-- Task prompt --
Every line below that carries the word "JSON" needs to be copied.

Entries from a dataset of interfaces:
= = = =
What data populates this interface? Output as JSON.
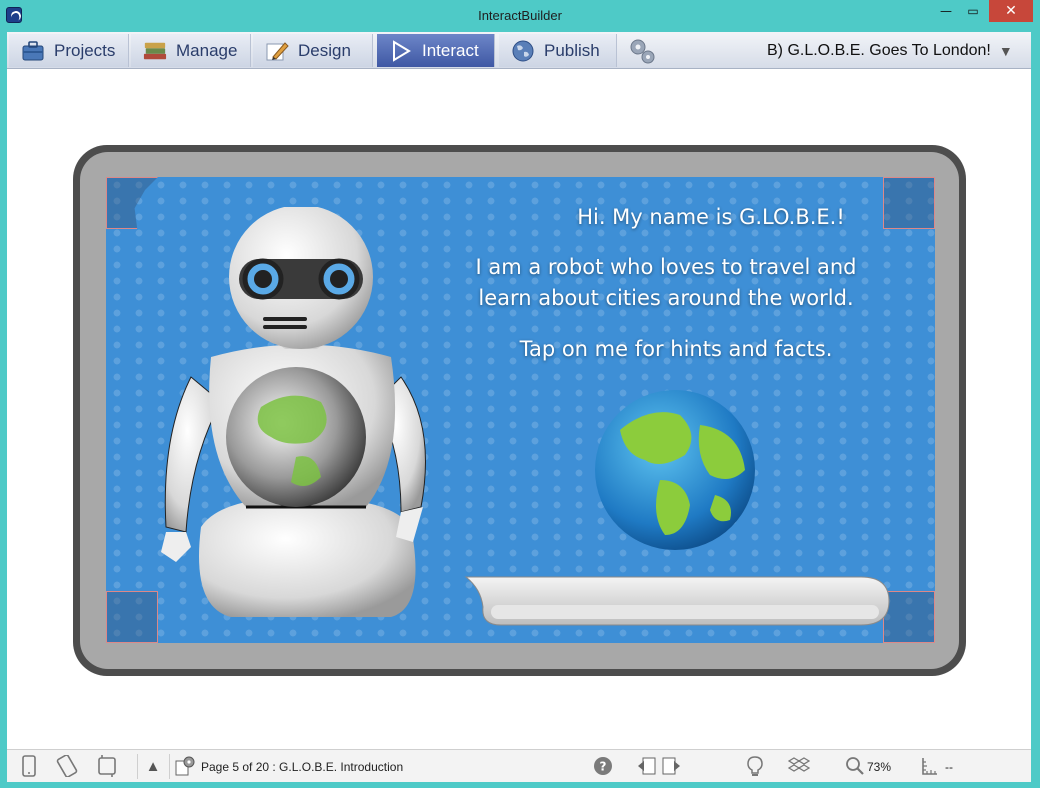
{
  "window": {
    "title": "InteractBuilder",
    "min_glyph": "—",
    "max_glyph": "▭",
    "close_glyph": "✕"
  },
  "tabs": [
    {
      "label": "Projects",
      "icon": "briefcase-icon"
    },
    {
      "label": "Manage",
      "icon": "books-icon"
    },
    {
      "label": "Design",
      "icon": "pencil-icon"
    },
    {
      "label": "Interact",
      "icon": "play-icon",
      "active": true
    },
    {
      "label": "Publish",
      "icon": "globe-icon"
    }
  ],
  "project": {
    "name": "B)  G.L.O.B.E. Goes To London!",
    "chevron": "▼"
  },
  "page": {
    "greeting": "Hi. My name is G.LO.B.E.!",
    "intro_line1": "I am a robot who loves to travel and",
    "intro_line2": "learn about cities around the world.",
    "hint": "Tap on me for hints and facts."
  },
  "status": {
    "page_info": "Page 5 of 20 : G.L.O.B.E. Introduction",
    "zoom": "73%",
    "position": "--",
    "up_glyph": "▲",
    "help_glyph": "?"
  },
  "colors": {
    "accent": "#3f58a4",
    "screen_bg": "#3e8fd6",
    "window_chrome": "#4ecac7",
    "close": "#c7473a"
  }
}
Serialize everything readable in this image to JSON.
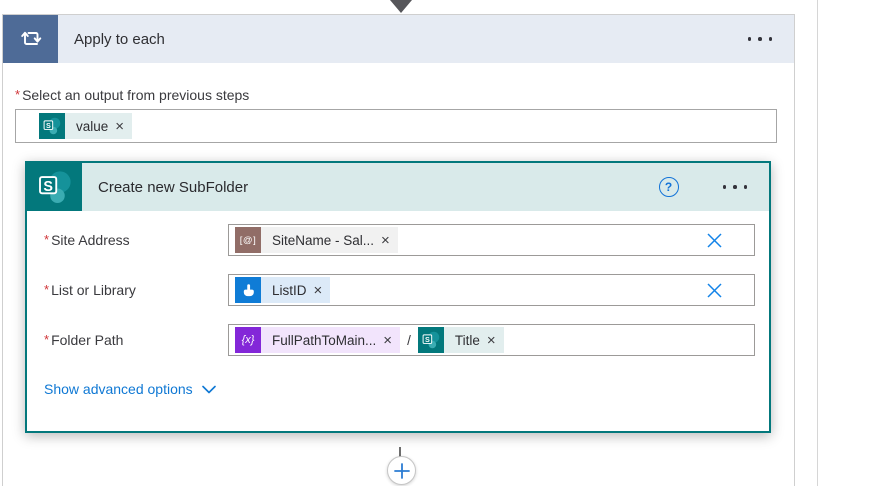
{
  "symbols": {
    "required": "*",
    "remove_token": "×",
    "help": "?"
  },
  "flow": {
    "apply_to_each": {
      "title": "Apply to each",
      "output_label": "Select an output from previous steps",
      "output_token": {
        "source": "sharepoint",
        "label": "value"
      }
    },
    "action_card": {
      "title": "Create new SubFolder",
      "fields": [
        {
          "label": "Site Address",
          "tokens": [
            {
              "type": "parameter",
              "icon_glyph": "[@]",
              "label": "SiteName - Sal..."
            }
          ],
          "clearable": true
        },
        {
          "label": "List or Library",
          "tokens": [
            {
              "type": "manual-trigger",
              "label": "ListID"
            }
          ],
          "clearable": true
        },
        {
          "label": "Folder Path",
          "tokens": [
            {
              "type": "variable",
              "icon_glyph": "{x}",
              "label": "FullPathToMain..."
            },
            {
              "type": "sharepoint",
              "label": "Title"
            }
          ],
          "separator": "/",
          "clearable": false
        }
      ],
      "advanced_options_label": "Show advanced options"
    }
  },
  "colors": {
    "scope_accent": "#4e6b97",
    "scope_header_bg": "#e6ebf3",
    "sharepoint_teal": "#03787c",
    "card_header_bg": "#d9eaea",
    "parameter_maroon": "#916d67",
    "manual_blue": "#0f7cd6",
    "variable_purple": "#8327d8",
    "link_blue": "#0f78d4",
    "required_red": "#d13438"
  }
}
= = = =
-- Exercise response --
What data populates this interface? Output as JSON.
Serialize everything readable in this image to JSON.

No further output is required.